Assemblyman Philip Ramos (D-Central Islip) announced today that the state Senate has finally passed Assembly legislation agreed to at the end of the last session to clean up contaminated sites known as brownfields. The bill – endorsed by the Assembly, Senate and the governor – will help clean up unused industrial sites, refinance the state’s Superfund program, and revitalize local economies.
"Brownfields are holding back local economies across New York," Ramos said. "Once the governor signs this bill – and I urge him to do so quickly – we can finally get these toxic sites cleaned up and unused land back on the tax rolls."
The Assembly’s legislation (A.9120/S.5702) not only guarantees $120 million to the Superfund program, but also jump-starts the unused brownfield program in the 1996 Clean Water/Clean Air Bond Act to encourage localities to take advantage of nearly $170 million still unspent for brownfield remediation.
"In my community, the DEC has designated three Class 2 sites like the MacKenzie Chemical Company in Central Islip. These sites pose a significant threat to public health and the environment," Ramos said. "This measure removes that threat and helps distressed communities start planning for a better future."
The Assembly’s Brownfield Cleanup Program establishes the nation’s toughest cleanup standards and provides peace-of-mind to developers through a cleanup track system that fully protects public health and the environment.

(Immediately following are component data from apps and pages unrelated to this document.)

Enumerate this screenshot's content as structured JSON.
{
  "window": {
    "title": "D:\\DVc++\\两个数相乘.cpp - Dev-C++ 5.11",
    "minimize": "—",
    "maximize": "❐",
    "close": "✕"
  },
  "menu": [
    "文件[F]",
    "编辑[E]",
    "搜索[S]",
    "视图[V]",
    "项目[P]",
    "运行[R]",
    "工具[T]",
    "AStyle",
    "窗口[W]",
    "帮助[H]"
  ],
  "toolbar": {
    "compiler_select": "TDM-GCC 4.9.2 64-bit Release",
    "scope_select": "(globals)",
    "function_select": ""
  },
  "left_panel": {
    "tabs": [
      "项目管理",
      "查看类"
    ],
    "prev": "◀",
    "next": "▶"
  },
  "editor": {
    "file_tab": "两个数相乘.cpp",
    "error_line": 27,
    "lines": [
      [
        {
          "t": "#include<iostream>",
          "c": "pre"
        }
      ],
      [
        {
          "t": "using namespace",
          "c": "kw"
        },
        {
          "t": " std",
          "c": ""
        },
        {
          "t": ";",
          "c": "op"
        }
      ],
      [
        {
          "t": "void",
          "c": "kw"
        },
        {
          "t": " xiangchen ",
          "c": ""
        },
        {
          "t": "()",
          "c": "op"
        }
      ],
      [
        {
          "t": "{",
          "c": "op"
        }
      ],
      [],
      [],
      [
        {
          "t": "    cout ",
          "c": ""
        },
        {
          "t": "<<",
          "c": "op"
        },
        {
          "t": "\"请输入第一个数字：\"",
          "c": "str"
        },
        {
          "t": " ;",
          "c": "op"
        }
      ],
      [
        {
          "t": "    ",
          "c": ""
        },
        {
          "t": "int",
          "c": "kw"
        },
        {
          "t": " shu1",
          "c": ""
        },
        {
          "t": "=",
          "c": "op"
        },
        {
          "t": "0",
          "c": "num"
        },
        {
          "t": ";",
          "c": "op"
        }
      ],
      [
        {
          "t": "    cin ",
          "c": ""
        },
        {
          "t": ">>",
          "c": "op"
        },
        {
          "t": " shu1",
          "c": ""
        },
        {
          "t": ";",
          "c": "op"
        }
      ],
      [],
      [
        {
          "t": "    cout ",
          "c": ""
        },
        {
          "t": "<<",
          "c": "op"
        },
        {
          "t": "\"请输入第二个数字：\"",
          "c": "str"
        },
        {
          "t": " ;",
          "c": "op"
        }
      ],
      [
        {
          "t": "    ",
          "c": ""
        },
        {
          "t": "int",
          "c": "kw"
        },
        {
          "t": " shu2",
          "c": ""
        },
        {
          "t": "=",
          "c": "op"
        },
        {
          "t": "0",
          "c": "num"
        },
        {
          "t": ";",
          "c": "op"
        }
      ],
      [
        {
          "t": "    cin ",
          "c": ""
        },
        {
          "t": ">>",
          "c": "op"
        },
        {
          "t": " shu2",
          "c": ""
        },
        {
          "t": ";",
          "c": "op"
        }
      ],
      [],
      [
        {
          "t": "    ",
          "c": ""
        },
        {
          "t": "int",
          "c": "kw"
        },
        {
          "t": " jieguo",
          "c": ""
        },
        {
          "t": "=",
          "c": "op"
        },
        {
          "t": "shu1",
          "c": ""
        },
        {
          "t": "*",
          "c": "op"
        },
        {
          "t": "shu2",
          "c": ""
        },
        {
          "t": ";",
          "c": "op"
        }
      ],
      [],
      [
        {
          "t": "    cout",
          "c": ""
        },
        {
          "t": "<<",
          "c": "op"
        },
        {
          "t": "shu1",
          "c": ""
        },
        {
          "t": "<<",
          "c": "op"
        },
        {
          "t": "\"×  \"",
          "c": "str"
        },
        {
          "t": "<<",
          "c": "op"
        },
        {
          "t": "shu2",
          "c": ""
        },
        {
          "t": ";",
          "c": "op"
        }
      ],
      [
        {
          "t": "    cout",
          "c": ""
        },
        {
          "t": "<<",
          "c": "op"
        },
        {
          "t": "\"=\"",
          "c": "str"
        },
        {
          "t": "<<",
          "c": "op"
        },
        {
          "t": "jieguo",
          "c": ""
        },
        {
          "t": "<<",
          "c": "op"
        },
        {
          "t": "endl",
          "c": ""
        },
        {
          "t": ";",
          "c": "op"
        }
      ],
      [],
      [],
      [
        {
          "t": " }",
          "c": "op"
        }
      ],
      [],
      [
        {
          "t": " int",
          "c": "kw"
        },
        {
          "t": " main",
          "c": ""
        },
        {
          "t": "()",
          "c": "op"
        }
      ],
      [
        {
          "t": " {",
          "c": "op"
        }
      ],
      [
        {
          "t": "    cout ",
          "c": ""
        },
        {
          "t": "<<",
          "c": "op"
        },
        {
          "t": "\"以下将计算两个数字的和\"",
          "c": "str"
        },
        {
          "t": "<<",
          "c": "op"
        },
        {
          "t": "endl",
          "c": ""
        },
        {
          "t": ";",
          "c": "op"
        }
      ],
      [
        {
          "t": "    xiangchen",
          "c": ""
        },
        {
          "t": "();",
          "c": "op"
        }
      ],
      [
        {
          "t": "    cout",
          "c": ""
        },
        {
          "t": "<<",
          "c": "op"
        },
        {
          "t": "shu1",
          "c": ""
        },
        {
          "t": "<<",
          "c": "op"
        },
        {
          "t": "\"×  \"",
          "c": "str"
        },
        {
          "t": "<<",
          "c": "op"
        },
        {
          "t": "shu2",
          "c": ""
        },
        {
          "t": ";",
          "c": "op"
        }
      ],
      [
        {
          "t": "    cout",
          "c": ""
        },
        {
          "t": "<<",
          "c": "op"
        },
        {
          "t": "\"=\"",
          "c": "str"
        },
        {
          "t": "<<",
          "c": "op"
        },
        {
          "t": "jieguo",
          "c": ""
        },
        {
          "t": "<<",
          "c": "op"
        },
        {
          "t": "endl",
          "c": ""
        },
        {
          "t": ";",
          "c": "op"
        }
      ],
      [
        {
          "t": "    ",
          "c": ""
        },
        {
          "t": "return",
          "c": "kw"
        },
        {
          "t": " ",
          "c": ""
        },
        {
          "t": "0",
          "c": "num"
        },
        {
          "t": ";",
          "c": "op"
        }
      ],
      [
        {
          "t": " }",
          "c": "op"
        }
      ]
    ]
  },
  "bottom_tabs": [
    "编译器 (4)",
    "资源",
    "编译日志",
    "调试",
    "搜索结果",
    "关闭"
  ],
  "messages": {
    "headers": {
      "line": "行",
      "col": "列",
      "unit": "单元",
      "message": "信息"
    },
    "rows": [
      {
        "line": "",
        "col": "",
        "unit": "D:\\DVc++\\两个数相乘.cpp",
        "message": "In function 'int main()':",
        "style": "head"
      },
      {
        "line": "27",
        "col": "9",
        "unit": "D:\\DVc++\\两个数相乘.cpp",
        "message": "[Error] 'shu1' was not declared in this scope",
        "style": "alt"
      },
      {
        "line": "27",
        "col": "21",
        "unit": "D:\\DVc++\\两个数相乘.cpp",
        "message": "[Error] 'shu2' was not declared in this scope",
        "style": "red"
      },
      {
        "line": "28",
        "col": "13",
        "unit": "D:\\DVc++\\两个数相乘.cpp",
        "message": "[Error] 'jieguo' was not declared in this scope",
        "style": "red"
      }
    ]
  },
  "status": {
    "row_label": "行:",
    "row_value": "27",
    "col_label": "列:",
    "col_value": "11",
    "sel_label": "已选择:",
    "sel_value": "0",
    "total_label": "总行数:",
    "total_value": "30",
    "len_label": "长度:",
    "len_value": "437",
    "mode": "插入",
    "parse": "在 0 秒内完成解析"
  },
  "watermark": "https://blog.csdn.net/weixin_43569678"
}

Developers are urged to create permanent remedies that do not require long-term maintenance or monitoring, and use of the restored land must be based on thorough analysis of future use.
More incentives for cleanup include:
- $15 million for grants to help neighborhood planning and brownfield assessments;
- $135 million in tax incentives to stimulate cleanup and reuse of sites, including the Environmental Zones program, which will offer tax incentives to develop areas with low incomes or high unemployment;
- The granting of eligibility to hazardous substance sites under Superfund, which the Department of Environmental Conservation reports there are more than 274 of in New York; and
- Funds to establish a Geographic Information System that would chart the state’s contaminated ground water and incorporate environmental data created from other remedial programs.
"Properties contaminated by hazardous waste and substances pose a threat to public health and the environment. This comprehensive measure will help clean up these sites, involve communities in the process, and provide financial incentives to return the sites to productive use," Ramos said. "The Senate made an error by not passing this months ago, but now that they have, New York can finally get these brownfields to bloom."